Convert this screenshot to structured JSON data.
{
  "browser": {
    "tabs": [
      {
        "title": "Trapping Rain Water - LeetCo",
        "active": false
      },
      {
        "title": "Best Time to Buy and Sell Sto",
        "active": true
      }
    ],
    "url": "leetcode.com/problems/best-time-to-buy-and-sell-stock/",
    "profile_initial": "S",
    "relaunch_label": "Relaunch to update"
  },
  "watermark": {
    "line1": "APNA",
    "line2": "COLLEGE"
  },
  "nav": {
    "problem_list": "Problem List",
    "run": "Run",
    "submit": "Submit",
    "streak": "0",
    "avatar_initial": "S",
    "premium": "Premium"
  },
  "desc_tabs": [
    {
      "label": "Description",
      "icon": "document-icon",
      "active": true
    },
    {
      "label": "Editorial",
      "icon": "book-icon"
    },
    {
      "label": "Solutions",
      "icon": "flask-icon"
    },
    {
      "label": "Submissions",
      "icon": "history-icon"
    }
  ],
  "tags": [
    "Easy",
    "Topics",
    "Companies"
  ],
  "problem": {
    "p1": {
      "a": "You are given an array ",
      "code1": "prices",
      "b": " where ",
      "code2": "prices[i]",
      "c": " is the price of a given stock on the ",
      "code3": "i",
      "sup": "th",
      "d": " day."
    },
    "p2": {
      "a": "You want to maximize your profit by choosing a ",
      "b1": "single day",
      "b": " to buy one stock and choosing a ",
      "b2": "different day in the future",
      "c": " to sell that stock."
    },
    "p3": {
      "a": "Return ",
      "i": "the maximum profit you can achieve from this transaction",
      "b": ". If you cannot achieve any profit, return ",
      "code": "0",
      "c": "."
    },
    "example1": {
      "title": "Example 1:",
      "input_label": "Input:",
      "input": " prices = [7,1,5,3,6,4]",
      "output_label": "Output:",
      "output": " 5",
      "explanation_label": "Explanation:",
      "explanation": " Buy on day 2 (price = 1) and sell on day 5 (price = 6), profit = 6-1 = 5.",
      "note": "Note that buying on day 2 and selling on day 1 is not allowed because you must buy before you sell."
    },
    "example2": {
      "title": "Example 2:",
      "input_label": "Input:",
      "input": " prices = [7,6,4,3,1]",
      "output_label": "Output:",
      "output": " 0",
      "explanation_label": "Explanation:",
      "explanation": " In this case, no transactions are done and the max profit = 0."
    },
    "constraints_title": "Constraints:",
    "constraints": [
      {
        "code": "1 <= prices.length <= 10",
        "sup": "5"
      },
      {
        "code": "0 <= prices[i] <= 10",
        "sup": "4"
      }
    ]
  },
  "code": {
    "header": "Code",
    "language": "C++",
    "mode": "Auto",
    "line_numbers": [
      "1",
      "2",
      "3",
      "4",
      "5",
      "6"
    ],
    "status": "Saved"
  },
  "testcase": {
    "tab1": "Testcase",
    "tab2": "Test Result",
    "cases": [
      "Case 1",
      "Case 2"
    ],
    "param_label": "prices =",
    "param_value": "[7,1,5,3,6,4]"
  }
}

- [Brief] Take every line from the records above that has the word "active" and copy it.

- [Solution below]
        "active": false
        "active": true
      "active": true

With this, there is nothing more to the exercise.